July 26, 2005
Elliot S. Gershon, MD, Foundations Fund Professor of Psychiatry and Human Genetics at the University of Chicago, has been awarded the Anna-Monika Prize, awarded once every two years by the Anna-Monika Foundation, based in Berlin, Germany, for his research on the role of genetics in bipolar disorder. The privately funded Foundation, established in 1964, promotes experimental research on the causes of depression.
Gershon will travel to Berlin on November 23, 2005, to receive the 25,000-Euro prize (approximately $30,000) and to lecture on his research.
In 2003, Gershon's team, including colleagues Eiji Hattori, PhD, Chunyu Liu, PhD, Judith A. Badner, MD, PhD, and Susan Christian, PhD, published a landmark paper on the genetics of bipolar disorder, tracing increased susceptibility to this disease to two overlapping genes found on the long arm of chromosome 13. The study was the first to implicate this gene complex, and the second to tie any gene to the development of bipolar disorder, which affects 2 million American adults.

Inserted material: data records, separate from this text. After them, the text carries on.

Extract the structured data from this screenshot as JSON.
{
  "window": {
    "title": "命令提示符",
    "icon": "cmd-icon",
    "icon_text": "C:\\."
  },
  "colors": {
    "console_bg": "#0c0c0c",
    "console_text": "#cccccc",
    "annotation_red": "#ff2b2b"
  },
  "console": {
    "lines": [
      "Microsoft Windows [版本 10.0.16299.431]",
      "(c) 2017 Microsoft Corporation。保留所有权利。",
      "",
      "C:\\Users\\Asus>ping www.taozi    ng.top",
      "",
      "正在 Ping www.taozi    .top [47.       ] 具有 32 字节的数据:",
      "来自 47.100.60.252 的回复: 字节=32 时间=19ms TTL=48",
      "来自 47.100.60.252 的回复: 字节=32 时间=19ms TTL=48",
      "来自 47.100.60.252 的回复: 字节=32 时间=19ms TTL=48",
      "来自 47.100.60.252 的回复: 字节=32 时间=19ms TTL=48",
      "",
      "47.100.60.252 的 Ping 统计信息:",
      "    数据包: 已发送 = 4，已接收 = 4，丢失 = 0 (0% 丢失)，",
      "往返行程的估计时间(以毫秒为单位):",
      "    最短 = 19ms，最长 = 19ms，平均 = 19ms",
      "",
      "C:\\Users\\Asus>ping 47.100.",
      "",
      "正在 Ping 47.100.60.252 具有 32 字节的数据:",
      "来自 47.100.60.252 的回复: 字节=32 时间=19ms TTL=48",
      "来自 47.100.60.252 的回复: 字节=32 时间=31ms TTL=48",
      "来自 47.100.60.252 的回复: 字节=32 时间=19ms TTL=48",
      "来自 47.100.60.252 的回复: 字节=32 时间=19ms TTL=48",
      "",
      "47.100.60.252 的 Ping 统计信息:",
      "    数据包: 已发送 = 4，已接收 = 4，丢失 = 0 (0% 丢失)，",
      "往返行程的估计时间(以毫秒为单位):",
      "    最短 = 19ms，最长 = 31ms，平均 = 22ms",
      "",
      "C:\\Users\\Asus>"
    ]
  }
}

Since this report, there have been two published replications.
"The discovery of susceptibility genes for psychiatric disorders has been one of the most intractable problems in human genetics," said Gershon. "In the past few years, we seem to have reached a watershed for psychiatric gene discovery. After years of false starts and unfulfilled promises, we have begun to make real progress."
Bipolar disorder, also known as manic-depressive illness, is a brain disorder that causes profound shifts in a person's mood, with spurts of high energy and elation alternating with longer periods of fatigue and deep sadness. It affects about one percent of adults, usually beginning in late adolescence. The disorder is caused by multiple genes, each contributing a small part. The bipolar gene on chromosome 13 has a "weak effect," said Gershon, increasing susceptibility to the disease by about 25 percent.
Gershon, routinely named in the publication "The Best Doctors in America" for care of patients with mood disorders, earned his BA and MD from Harvard. He came to the University of Chicago as chairman of the department of psychiatry in 1998 from the National Institute of Mental Health, where he was chief of the Clinical Neurogenetics Branch. He stepped down as chairman last year.
A member of the editorial boards of several psychiatric journals, and past president of the American Psychopathological Association, Gershon has edited four books and written more than 350 articles on the neurobiology, genetics, and treatment of mental disorders.